Photo: (foreground) Charlie Conway, president of Belmont Youth Soccer, at a community meeting on field lights at Winn Brook playground.
After a pair of bruising meetings with skeptical neighbors on Wednesday night, July 24, the Belmont Recreation Commission unanimously approved allowing Belmont Youth Soccer to install temporary field lights at Winn Brook Elementary School and Pequossette (PQ) Field for approximately 10 weeks this fall.
The set of four lights will illuminate
“We will bring this [
The commission did place conditions on the proposed permit that echoed resident’s major concerns by prohibiting diesel-generated lights which neighbors to the field considered too noisy and a potential source of air pollution.
In addition, the commission will suggest the Select Board begin a discussion that would lead to the lights being rotated to other play spaces, Town Field and Grove Street Playground, allowing fields to rest and regenerate the grass playing surfaces.
The lights request by Belmont Youth Soccer is an unintended consequence of the new Belmont Middle and High School, said Charlie Conroy, BYS president, who made the presentation to the committee and public at the Beech Street Center on Wednesday, July 24.

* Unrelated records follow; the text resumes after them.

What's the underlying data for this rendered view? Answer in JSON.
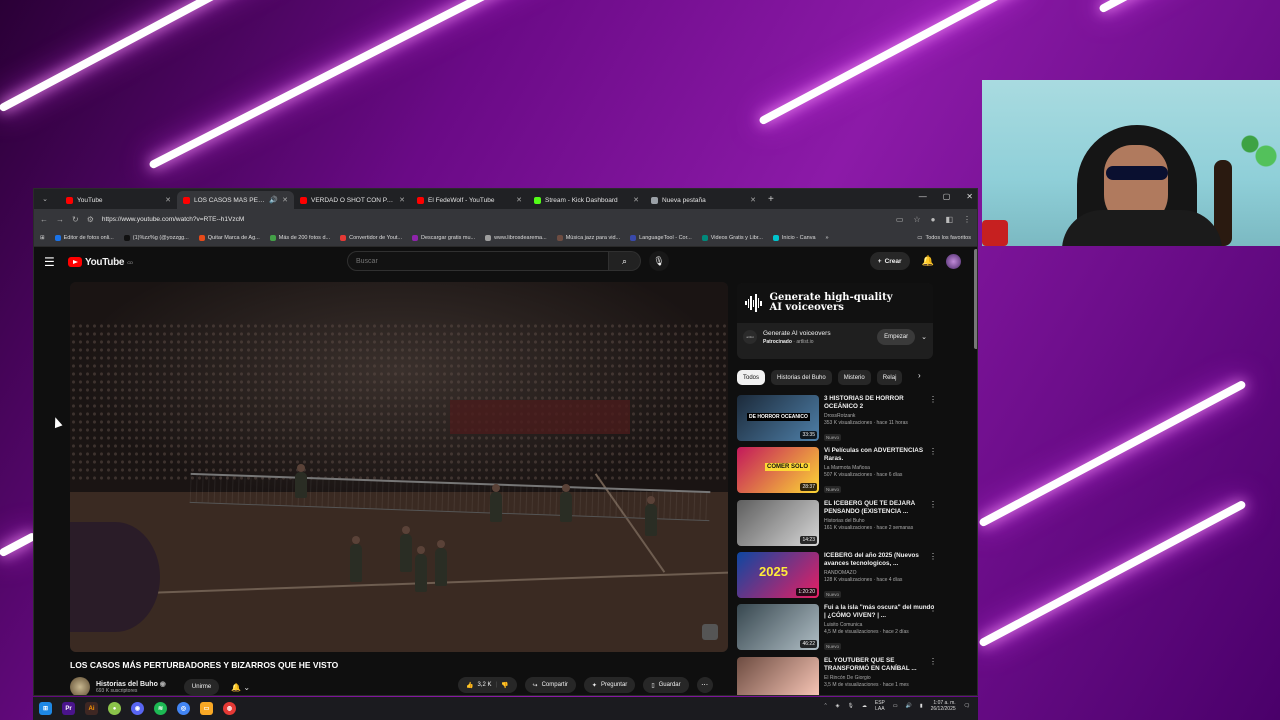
{
  "browser": {
    "tabs": [
      {
        "title": "YouTube",
        "favicon_color": "#ff0000"
      },
      {
        "title": "LOS CASOS MÁS PERTURBA",
        "favicon_color": "#ff0000",
        "active": true
      },
      {
        "title": "VERDAD O SHOT CON PADRES",
        "favicon_color": "#ff0000"
      },
      {
        "title": "El FedeWolf - YouTube",
        "favicon_color": "#ff0000"
      },
      {
        "title": "Stream - Kick Dashboard",
        "favicon_color": "#53fc18"
      },
      {
        "title": "Nueva pestaña",
        "favicon_color": "#9aa0a6"
      }
    ],
    "url": "https://www.youtube.com/watch?v=RTE--h1VzcM",
    "bookmarks": [
      {
        "label": "Editor de fotos onli...",
        "color": "#1a73e8"
      },
      {
        "label": "(1)%zz%g (@yozzgg...",
        "color": "#111111"
      },
      {
        "label": "Quitar Marca de Ag...",
        "color": "#e64a19"
      },
      {
        "label": "Más de 200 fotos d...",
        "color": "#43a047"
      },
      {
        "label": "Convertidor de Yout...",
        "color": "#e53935"
      },
      {
        "label": "Descargar gratis mu...",
        "color": "#8e24aa"
      },
      {
        "label": "www.librosdearema...",
        "color": "#9e9e9e"
      },
      {
        "label": "Música jazz para vid...",
        "color": "#6d4c41"
      },
      {
        "label": "LanguageTool - Cor...",
        "color": "#3949ab"
      },
      {
        "label": "Videos Gratis y Libr...",
        "color": "#00897b"
      },
      {
        "label": "Inicio - Canva",
        "color": "#00c4cc"
      }
    ],
    "all_bookmarks": "Todos los favoritos"
  },
  "youtube": {
    "logo": "YouTube",
    "logo_country": "CO",
    "search_placeholder": "Buscar",
    "create_label": "Crear",
    "video": {
      "title": "LOS CASOS MÁS PERTURBADORES Y BIZARROS QUE HE VISTO",
      "channel": "Historias del Buho",
      "subscribers": "693 K suscriptores",
      "join_label": "Unirme",
      "likes": "3,2 K",
      "share_label": "Compartir",
      "ask_label": "Preguntar",
      "save_label": "Guardar"
    },
    "ad": {
      "headline_1": "Generate high-quality",
      "headline_2": "AI voiceovers",
      "name": "Generate AI voiceovers",
      "sponsored": "Patrocinado",
      "domain": "· artlist.io",
      "cta": "Empezar"
    },
    "chips": [
      "Todos",
      "Historias del Buho",
      "Misterio",
      "Relaj"
    ],
    "recommendations": [
      {
        "title": "3 HISTORIAS DE HORROR OCEÁNICO 2",
        "channel": "DrossRotzank",
        "meta": "353 K visualizaciones · hace 11 horas",
        "badge": "Nuevo",
        "duration": "33:35",
        "color1": "#1c2a3a",
        "color2": "#4e7fa8",
        "thumb_text": "DE HORROR OCEANICO"
      },
      {
        "title": "Vi Películas con ADVERTENCIAS Raras.",
        "channel": "La Marmota Mañosa",
        "meta": "507 K visualizaciones · hace 6 días",
        "badge": "Nuevo",
        "duration": "28:37",
        "color1": "#c2185b",
        "color2": "#fdd835",
        "thumb_text": "COMER SOLO"
      },
      {
        "title": "EL ICEBERG QUE TE DEJARÁ PENSANDO (EXISTENCIA ...",
        "channel": "Historias del Buho",
        "meta": "161 K visualizaciones · hace 2 semanas",
        "badge": "",
        "duration": "14:23",
        "color1": "#5e5e5e",
        "color2": "#d7d7d7",
        "thumb_text": ""
      },
      {
        "title": "ICEBERG del año 2025 (Nuevos avances tecnologicos, ...",
        "channel": "RANDOMAZO",
        "meta": "128 K visualizaciones · hace 4 días",
        "badge": "Nuevo",
        "duration": "1:20:20",
        "color1": "#0d47a1",
        "color2": "#e91e63",
        "thumb_text": "2025"
      },
      {
        "title": "Fui a la isla \"más oscura\" del mundo | ¿CÓMO VIVEN? | ...",
        "channel": "Luisito Comunica",
        "meta": "4,5 M de visualizaciones · hace 2 días",
        "badge": "Nuevo",
        "duration": "46:22",
        "color1": "#37474f",
        "color2": "#b0bec5",
        "thumb_text": ""
      },
      {
        "title": "EL YOUTUBER QUE SE TRANSFORMÓ EN CANÍBAL ...",
        "channel": "El Rincón De Giorgio",
        "meta": "3,5 M de visualizaciones · hace 1 mes",
        "badge": "",
        "duration": "",
        "color1": "#6d4c41",
        "color2": "#ffccbc",
        "thumb_text": ""
      }
    ]
  },
  "taskbar": {
    "lang_1": "ESP",
    "lang_2": "LAA",
    "time": "1:07 a. m.",
    "date": "26/12/2025"
  }
}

With the school’s long-standing practice fields ripped up as the land is being prepared for construction, high school athletic teams will train on town fields and playgrounds (field hockey will be at Winn Brook, Girls’ Soccer at Grove Street and Boys’ Soccer at PQ) from 3 p.m. to 5 p.m., dislodging the youth league which has 1,500 players between kindergarten and eighth grade.
The four lights will allow teams of older players, about 40 in 7th and 8th grade, to practice well after dusk. “We will not light up the whole field just a specific part” of the playgrounds,” said Conway.

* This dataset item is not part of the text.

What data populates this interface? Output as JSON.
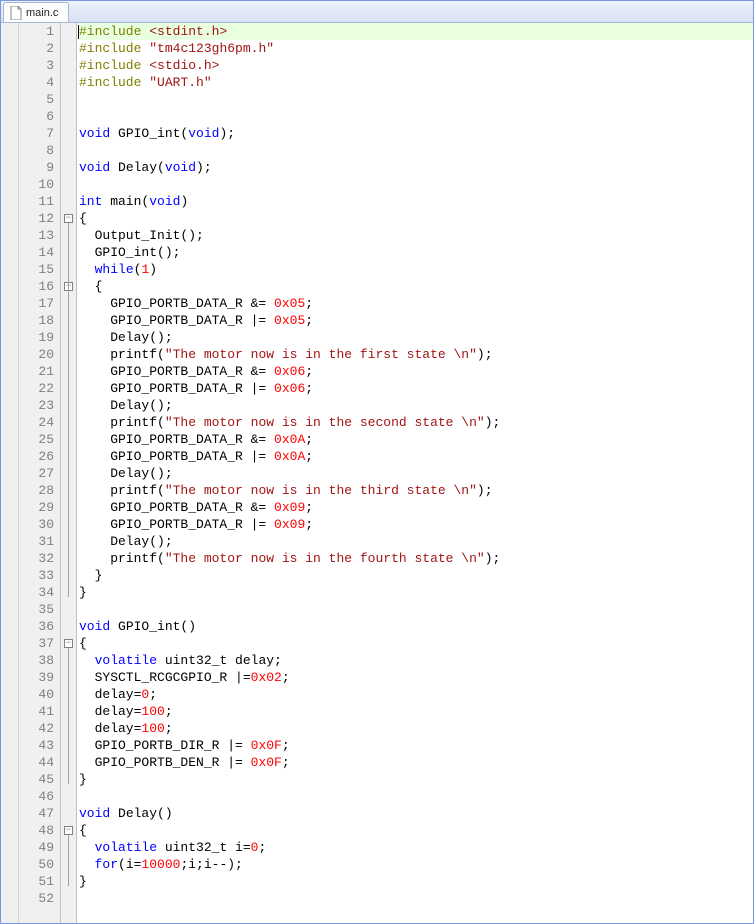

In addition, said Conway, Youth Soccer is also renting a field at Belmont Day School for $25,000 to supplement the playgrounds already being used this fall.
At both meetings, held consecutively, residents immediately pointed to the impact of diesel-powered lights on the quality of life of the neighborhood.
The fumes from the engines will prevent nearby residents from opening their windows “and that is completely unacceptable,” said Sherman Street’s Linda Matthews, who also pointed to the likelihood of light pollution from their use.
Conway said there are alternatives to diesel generated power sources including solar and electrical. But unlike the diesel machines which can be rented, the alternatives have to be purchased.
“And what we need from the town is a five year commitment to this plan for us to make this investment,” said Conway.
As much as the fumes, residents protested the diesel lights adding “another audio assault,” in the Winn Brook area, said Joanne Adduci of Hoitt Road. “Our chances to sit outside will be gone,” she said from the loud hum of the running motors.
Attendees at both sessions pointed to possible additional traffic, the noise of kids playing past nightfall and the location of the lights along abutters – at PQ it totaled 45 houses and 90 families – homes rather than closer to the center of the grounds.
Rose O’Neil, a Precinct 4 town meeting member from Maple Street adjacent to PQ, said as a member of the Friends of PQ
“There has to be time for the residents … who are not part of
“I love that feel,” she said.
While Conway and members of the commission attempted to reassure the residents that their concerns were being listened to, some in attendance didn’t have the same faith in the responses.
“With all due respect, is this a done deal? Do we get a fair shake,” said a resident.
After the end of the night’s meetings, the commission moved to approve the permit with the conditions against diesel use.